WHAT TO WORK ON. Those lines of the data that hold the word "screenshot" are to be copied out.

--- ENTRIES SUPPLIED Enclosed Below ---

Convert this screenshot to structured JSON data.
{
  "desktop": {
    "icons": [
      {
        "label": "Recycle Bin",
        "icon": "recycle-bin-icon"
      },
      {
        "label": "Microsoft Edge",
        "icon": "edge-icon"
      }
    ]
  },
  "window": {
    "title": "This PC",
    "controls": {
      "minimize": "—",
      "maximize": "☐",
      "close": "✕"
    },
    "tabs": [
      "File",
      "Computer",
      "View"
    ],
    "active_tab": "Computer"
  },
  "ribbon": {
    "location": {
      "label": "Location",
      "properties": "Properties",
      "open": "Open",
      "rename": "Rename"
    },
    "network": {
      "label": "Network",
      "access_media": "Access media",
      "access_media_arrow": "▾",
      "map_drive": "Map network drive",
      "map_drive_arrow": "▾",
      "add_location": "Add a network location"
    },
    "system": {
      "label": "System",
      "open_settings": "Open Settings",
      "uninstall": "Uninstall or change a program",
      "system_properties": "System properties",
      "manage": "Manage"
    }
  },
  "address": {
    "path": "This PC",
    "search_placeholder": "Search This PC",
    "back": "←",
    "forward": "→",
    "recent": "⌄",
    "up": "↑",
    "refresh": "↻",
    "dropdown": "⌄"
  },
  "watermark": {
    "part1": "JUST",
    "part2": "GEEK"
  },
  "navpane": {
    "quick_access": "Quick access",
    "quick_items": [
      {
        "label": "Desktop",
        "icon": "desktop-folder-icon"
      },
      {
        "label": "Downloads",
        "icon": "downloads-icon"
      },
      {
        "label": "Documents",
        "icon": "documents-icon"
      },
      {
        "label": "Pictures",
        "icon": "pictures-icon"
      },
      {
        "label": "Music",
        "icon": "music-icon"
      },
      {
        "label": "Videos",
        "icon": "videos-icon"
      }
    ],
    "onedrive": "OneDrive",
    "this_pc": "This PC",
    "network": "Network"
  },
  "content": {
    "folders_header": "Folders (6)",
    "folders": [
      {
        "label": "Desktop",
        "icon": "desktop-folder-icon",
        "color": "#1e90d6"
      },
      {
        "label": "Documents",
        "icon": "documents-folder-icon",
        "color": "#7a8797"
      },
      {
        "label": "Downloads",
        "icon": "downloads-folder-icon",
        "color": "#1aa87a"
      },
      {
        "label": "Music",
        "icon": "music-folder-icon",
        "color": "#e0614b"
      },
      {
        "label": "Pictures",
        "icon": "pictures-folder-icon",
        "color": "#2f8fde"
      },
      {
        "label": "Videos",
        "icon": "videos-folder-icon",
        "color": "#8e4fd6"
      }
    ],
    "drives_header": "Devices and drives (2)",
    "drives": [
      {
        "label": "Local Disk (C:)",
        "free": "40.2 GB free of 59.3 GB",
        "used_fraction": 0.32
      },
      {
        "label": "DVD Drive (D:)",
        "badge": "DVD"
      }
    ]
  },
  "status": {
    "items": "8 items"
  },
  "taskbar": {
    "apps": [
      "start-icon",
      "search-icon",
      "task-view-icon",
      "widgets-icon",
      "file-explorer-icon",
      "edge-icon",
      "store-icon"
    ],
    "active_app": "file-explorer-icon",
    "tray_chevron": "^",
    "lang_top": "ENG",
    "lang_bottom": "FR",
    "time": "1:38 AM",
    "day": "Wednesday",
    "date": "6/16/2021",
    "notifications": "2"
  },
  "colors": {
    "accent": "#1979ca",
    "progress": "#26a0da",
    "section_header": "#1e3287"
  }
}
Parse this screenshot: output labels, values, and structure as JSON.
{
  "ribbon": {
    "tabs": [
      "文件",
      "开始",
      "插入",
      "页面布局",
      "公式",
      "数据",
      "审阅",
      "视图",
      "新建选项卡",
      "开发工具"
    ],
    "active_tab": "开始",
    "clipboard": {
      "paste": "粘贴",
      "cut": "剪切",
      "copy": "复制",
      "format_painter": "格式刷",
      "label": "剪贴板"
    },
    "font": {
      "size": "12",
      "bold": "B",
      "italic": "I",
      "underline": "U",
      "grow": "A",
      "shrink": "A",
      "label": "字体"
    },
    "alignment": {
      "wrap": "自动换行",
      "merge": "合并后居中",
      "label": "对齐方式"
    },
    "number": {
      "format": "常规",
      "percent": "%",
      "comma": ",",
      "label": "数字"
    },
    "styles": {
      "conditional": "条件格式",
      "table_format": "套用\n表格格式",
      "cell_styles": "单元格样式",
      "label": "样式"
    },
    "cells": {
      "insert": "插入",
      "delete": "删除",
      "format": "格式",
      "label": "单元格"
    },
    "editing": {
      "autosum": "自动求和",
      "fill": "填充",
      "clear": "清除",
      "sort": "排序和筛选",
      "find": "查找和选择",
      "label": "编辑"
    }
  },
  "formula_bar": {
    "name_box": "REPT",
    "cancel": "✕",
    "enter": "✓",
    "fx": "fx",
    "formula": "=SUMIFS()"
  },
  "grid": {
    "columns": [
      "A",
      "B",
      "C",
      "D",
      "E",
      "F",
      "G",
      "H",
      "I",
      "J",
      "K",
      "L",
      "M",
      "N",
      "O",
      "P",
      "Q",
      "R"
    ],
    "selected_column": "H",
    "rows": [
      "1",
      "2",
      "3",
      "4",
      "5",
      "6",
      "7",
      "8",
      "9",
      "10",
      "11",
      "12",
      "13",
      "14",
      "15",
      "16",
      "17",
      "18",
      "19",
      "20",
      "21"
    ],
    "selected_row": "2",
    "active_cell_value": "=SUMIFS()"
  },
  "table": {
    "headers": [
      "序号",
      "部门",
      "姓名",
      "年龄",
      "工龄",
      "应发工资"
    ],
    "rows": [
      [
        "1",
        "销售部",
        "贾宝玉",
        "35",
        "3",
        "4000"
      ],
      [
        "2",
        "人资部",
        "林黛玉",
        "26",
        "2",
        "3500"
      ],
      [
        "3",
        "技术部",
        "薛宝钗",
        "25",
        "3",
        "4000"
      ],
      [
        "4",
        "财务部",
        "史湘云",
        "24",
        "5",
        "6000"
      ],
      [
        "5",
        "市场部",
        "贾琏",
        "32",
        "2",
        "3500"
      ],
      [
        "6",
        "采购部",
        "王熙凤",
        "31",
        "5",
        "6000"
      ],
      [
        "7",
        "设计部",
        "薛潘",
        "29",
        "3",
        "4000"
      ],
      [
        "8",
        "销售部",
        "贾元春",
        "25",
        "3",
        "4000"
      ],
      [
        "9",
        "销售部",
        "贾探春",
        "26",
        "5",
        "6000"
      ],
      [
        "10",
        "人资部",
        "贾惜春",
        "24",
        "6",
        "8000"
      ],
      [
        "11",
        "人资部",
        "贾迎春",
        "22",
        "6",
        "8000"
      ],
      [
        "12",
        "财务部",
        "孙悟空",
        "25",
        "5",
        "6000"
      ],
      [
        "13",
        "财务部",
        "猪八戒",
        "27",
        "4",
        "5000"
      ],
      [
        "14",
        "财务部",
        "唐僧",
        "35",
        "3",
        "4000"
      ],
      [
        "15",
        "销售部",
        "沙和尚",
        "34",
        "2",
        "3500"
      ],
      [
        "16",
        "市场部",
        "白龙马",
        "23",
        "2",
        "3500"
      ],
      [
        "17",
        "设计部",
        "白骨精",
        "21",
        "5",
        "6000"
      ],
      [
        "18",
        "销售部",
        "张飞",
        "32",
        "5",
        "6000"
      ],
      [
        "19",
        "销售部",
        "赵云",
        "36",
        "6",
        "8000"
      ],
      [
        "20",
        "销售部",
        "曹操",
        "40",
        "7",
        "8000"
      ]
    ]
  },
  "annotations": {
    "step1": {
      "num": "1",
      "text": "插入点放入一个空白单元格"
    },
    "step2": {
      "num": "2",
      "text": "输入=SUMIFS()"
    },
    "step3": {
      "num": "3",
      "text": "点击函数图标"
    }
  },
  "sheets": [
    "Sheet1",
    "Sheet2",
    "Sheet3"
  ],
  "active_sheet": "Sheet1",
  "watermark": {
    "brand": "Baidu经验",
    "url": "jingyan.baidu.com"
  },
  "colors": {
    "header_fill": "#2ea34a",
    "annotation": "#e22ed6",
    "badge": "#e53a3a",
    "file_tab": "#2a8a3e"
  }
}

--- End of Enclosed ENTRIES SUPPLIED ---

SOLUTION TO THIS PROBLEM.
Convert this screenshot to structured JSON data.
Parse this screenshot: output labels, values, and structure as JSON.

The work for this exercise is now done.